Wednesday, April 10, 2013
GOAN'S UNFLATTERING MESSAGE TO NEHRU
THE GOAN VOICE, SATURDAY, JULY 6, 1963
Because at that time we still believed that the Heads of Governments paid great value to their promises and none among us would have doubted the sincerity of one on whom had fallen the mantle of Mahatma Gandhi.
TODAY, however, all joy has disappeared in the hearts of Goans. Do not be deceived by drums and by garlands of flowers with which the minority would try to suppress the sullen silence of the majority.
We were a small country, but full of high traditions. If there are traitors and collaborators among us (and which country does not have them) they were few. We do not lack honest and courageous men and women who in public and in the Press to military personnel and public servants, strongly protested against the humiliating manner in which we are treated by a government that boasts of being democratic. All in vain!

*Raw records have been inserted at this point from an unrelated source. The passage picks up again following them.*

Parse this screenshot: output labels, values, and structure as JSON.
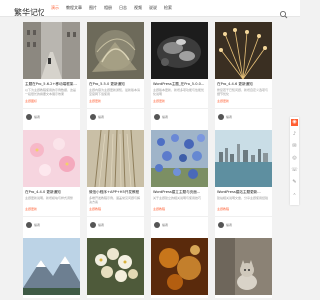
{
  "header": {
    "logo_text": "繁华记忆",
    "nav": [
      "演示",
      "教程文章",
      "图片",
      "相册",
      "日志",
      "视频",
      "说说",
      "检索"
    ],
    "active_index": 0
  },
  "colors": {
    "accent": "#ff5f33",
    "text": "#222222",
    "muted": "#999999",
    "background": "#f2f2f2"
  },
  "cards": [
    {
      "title": "主题在Pro_5.6.2+移动端框架...",
      "excerpt": "以下为主题教程使用的示例数据，这是一段很长的摘要文本展示效果",
      "tag": "主题图标",
      "author": "编者"
    },
    {
      "title": "在Pro_5.5.0 更新通知",
      "excerpt": "主题内容为主题更新通知，最新版本请至官网下载使用",
      "tag": "主题更新",
      "author": "编者"
    },
    {
      "title": "WordPress主题_在Pro_5.0.0...",
      "excerpt": "主题版本更新，新增多项功能与性能优化说明",
      "tag": "主题更新",
      "author": "编者"
    },
    {
      "title": "在Pro_4.4.6 更新通知",
      "excerpt": "修复若干已知问题，新增自定义选项与细节优化",
      "tag": "主题更新",
      "author": "编者"
    },
    {
      "title": "在Pro_4.4.0 更新通知",
      "excerpt": "主题更新说明，新增模块与样式调整",
      "tag": "主题更新",
      "author": "编者"
    },
    {
      "title": "微信小程序+APP+H5开发教程",
      "excerpt": "多端开发教程示例，涵盖常见问题与解决方案",
      "tag": "主题教程",
      "author": "编者"
    },
    {
      "title": "WordPress建立主题与页面...",
      "excerpt": "关于主题建立的相关说明与使用技巧",
      "tag": "主题教程",
      "author": "编者"
    },
    {
      "title": "WordPress建站主题更新...",
      "excerpt": "建站相关说明文章，分享主题使用经验",
      "tag": "主题教程",
      "author": "编者"
    },
    {
      "title": "",
      "excerpt": "",
      "tag": "",
      "author": ""
    },
    {
      "title": "",
      "excerpt": "",
      "tag": "",
      "author": ""
    },
    {
      "title": "",
      "excerpt": "",
      "tag": "",
      "author": ""
    },
    {
      "title": "",
      "excerpt": "",
      "tag": "",
      "author": ""
    }
  ],
  "sidebar": {
    "icons": [
      "location-icon",
      "qq-icon",
      "wechat-icon",
      "weibo-icon",
      "phone-icon",
      "mail-icon",
      "top-icon"
    ],
    "glyphs": [
      "◉",
      "♪",
      "✉",
      "◎",
      "☏",
      "✎",
      "⌃"
    ]
  }
}
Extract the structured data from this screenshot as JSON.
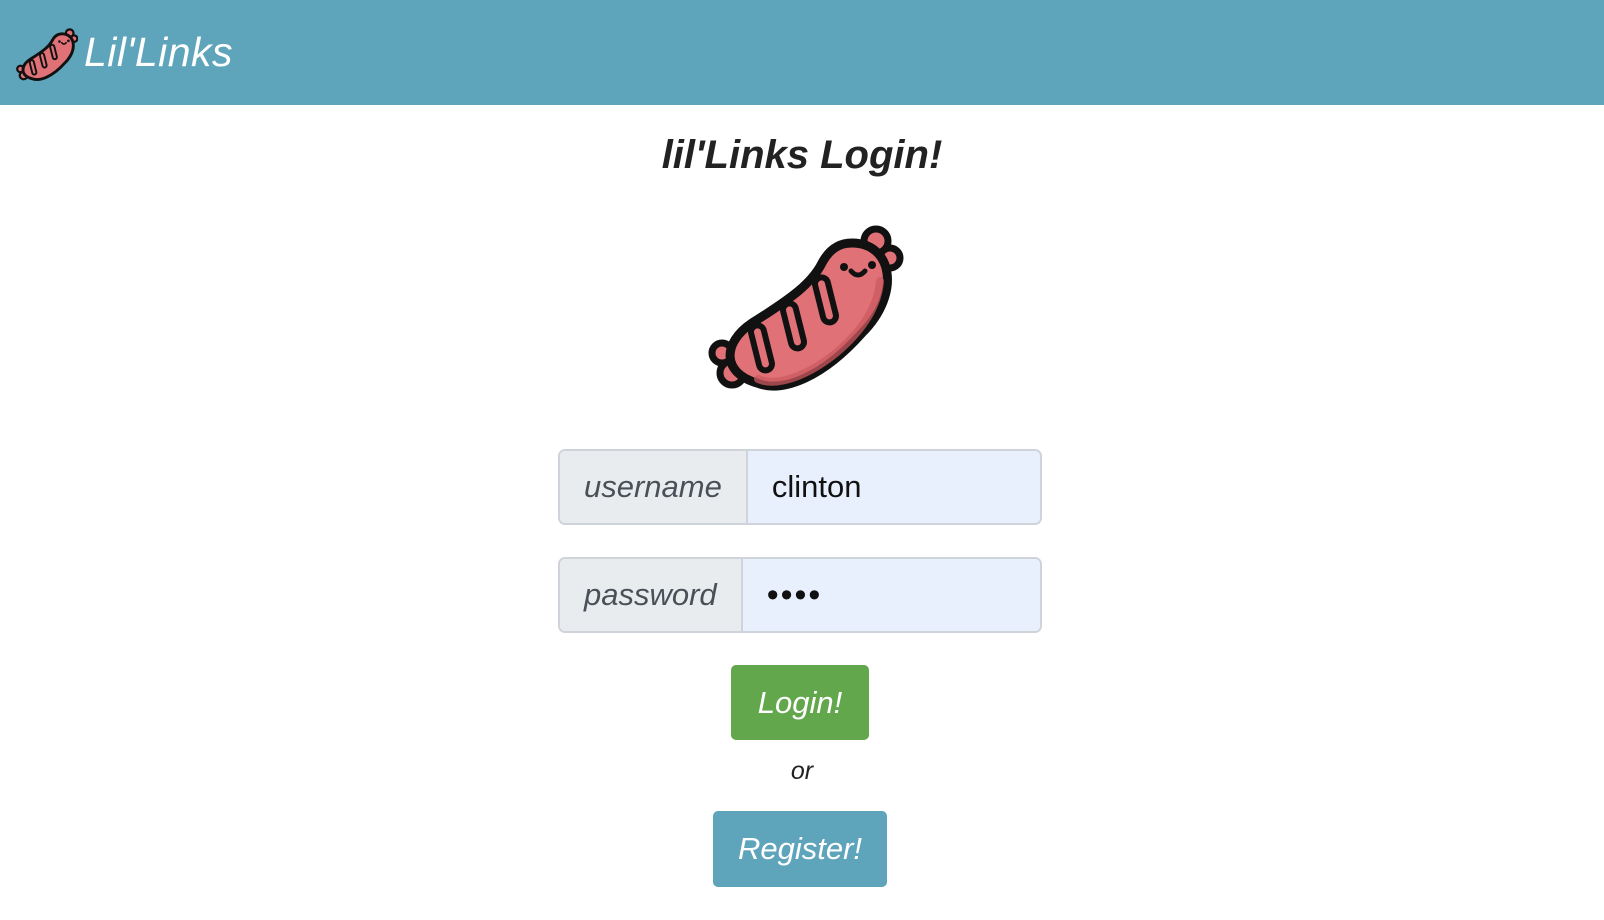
{
  "navbar": {
    "brand_text": "Lil'Links",
    "logo_icon": "sausage-icon",
    "background_color": "#5ea4bb"
  },
  "login": {
    "title": "lil'Links Login!",
    "hero_icon": "sausage-icon",
    "username": {
      "label": "username",
      "value": "clinton"
    },
    "password": {
      "label": "password",
      "value": "••••"
    },
    "login_button": "Login!",
    "or_text": "or",
    "register_button": "Register!"
  },
  "colors": {
    "accent": "#5ea4bb",
    "success": "#62a74b",
    "sausage": "#e07277",
    "input_autofill": "#e8f0fe"
  }
}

We, Goans, were a prosperous and happy people. We did not boast of gigantic dams or of big factories, but each peasant had a roof over his head and three meals a day, which is more than can be said of Indians across the Ghats. We lived in peace, order and sectarian harmony, which, again is more than can be said of those Indian citizens, split by sectarian conflicts and caste hatred.
To "liberate us" from this peaceful existence you sent your armed forces which, in the name of liberty, plundered our country and violated our women. From relative peace and prosperity we were plunged in no time into an abyss of illegality and sufferings.
If a semblance of peace and order was restored, all our prosperity went overboard. Nor is our much publicised liberty anything else but a liberty to do what your government enforces.
It is the height of cynicism to affirm that Goans have been liberated, when now are totally ruled by a handful of your administrators, whereas, formerly we used to rule ourselves. It is the height of cynicism to say that Goa is a burden, when formerly she enjoyed prosperity built up with her own means. It is the height of cynicism to assert that Goa does not have any economic possibilities, when your Government unceremoniously seizes our principal resources leaving some cents as alms in order to maintain the present administration. It is the height of cynicism to trumpet that Goans are free, when even their private correspondence is censored and their secular laws torn to tatters and replaced by Indian laws imposed without people's consent.
It is the height of cynicism to speak of preservation of individuality,of cultural institutions, and the distinct aspect of Goa, when everything that is dear to us is being systematically destroyed with iconoclastic fury and scandalous haste.
The peaceful "exploits" of your government during the last sixteen months, to subjugate and reduce to silence the people once happy and contented, would take many pages to narrate. No wonder that all this has created abroad the impression that Goa is an Indian colony.
It is time, Sir, that you should ponder about the numerous promises and guarantees you gave us before and after the occupation of Goa. The lively hopes that the promises raised, have now turned into bitter disillusionment. Never before, in the annals of the history, a head of a government made promises that he did not fulfil. However, in spite of all yor promises, your government is depriving Goa of everything that used to give our life its richness and its meaning.
Amidst the artificial joy with which you will be greeted, we request you to listen to the terrible silence which is more eloquent than all that we might say about the present condition of our unfortunate country.
We, Goans, were happy until in the name of liberty your armed forces despoiled our country
The following is the text of the message of welcome delivered to the Prime Minister of India, when he arrived in Goa on a three-day visit which, it is believed, is mainly to see Marmagoa port which Nehru wants to convert into a naval base.
It is a pity that your visit to this generous and beloved land of Goa did not take place during happier times. If your visit had preceded that of your armed forces, you would have found peace and prosperity which would have roused your admiration and you would have been received with our traditional popular songs and folk dances neither hired nor bought under the terror created by the presence of the conqueror, but spontaneous and unrehearsed.
"Goans in Goa"